*** Begin section ***
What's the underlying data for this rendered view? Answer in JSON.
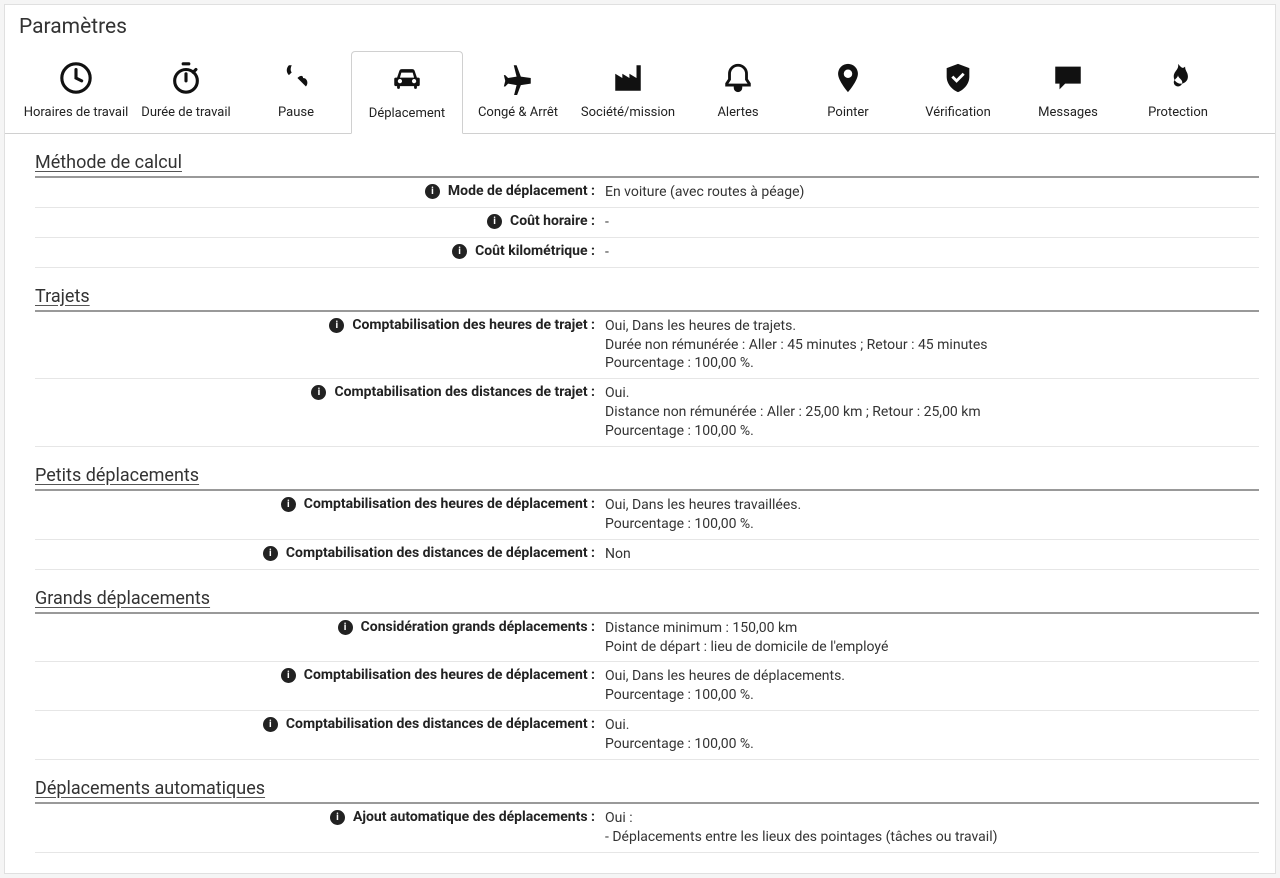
{
  "page": {
    "title": "Paramètres"
  },
  "tabs": [
    {
      "label": "Horaires de travail",
      "icon": "clock"
    },
    {
      "label": "Durée de travail",
      "icon": "stopwatch"
    },
    {
      "label": "Pause",
      "icon": "utensils"
    },
    {
      "label": "Déplacement",
      "icon": "car",
      "active": true
    },
    {
      "label": "Congé & Arrêt",
      "icon": "plane"
    },
    {
      "label": "Société/mission",
      "icon": "factory"
    },
    {
      "label": "Alertes",
      "icon": "bell"
    },
    {
      "label": "Pointer",
      "icon": "pin"
    },
    {
      "label": "Vérification",
      "icon": "shield"
    },
    {
      "label": "Messages",
      "icon": "message"
    },
    {
      "label": "Protection",
      "icon": "flame"
    }
  ],
  "sections": [
    {
      "title": "Méthode de calcul",
      "rows": [
        {
          "label": "Mode de déplacement :",
          "value": "En voiture (avec routes à péage)"
        },
        {
          "label": "Coût horaire :",
          "value": "-"
        },
        {
          "label": "Coût kilométrique :",
          "value": "-"
        }
      ]
    },
    {
      "title": "Trajets",
      "rows": [
        {
          "label": "Comptabilisation des heures de trajet :",
          "value": "Oui, Dans les heures de trajets.\nDurée non rémunérée : Aller : 45 minutes ; Retour : 45 minutes\nPourcentage : 100,00 %."
        },
        {
          "label": "Comptabilisation des distances de trajet :",
          "value": "Oui.\nDistance non rémunérée : Aller : 25,00 km ; Retour : 25,00 km\nPourcentage : 100,00 %."
        }
      ]
    },
    {
      "title": "Petits déplacements",
      "rows": [
        {
          "label": "Comptabilisation des heures de déplacement :",
          "value": "Oui, Dans les heures travaillées.\nPourcentage : 100,00 %."
        },
        {
          "label": "Comptabilisation des distances de déplacement :",
          "value": "Non"
        }
      ]
    },
    {
      "title": "Grands déplacements",
      "rows": [
        {
          "label": "Considération grands déplacements :",
          "value": "Distance minimum : 150,00 km\nPoint de départ : lieu de domicile de l'employé"
        },
        {
          "label": "Comptabilisation des heures de déplacement :",
          "value": "Oui, Dans les heures de déplacements.\nPourcentage : 100,00 %."
        },
        {
          "label": "Comptabilisation des distances de déplacement :",
          "value": "Oui.\nPourcentage : 100,00 %."
        }
      ]
    },
    {
      "title": "Déplacements automatiques",
      "rows": [
        {
          "label": "Ajout automatique des déplacements :",
          "value": "Oui :\n- Déplacements entre les lieux des pointages (tâches ou travail)"
        }
      ]
    }
  ]
}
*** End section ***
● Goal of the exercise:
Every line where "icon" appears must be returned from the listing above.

● Exercise solution:
      "icon": "clock"
      "icon": "stopwatch"
      "icon": "utensils"
      "icon": "car",
      "icon": "plane"
      "icon": "factory"
      "icon": "bell"
      "icon": "pin"
      "icon": "shield"
      "icon": "message"
      "icon": "flame"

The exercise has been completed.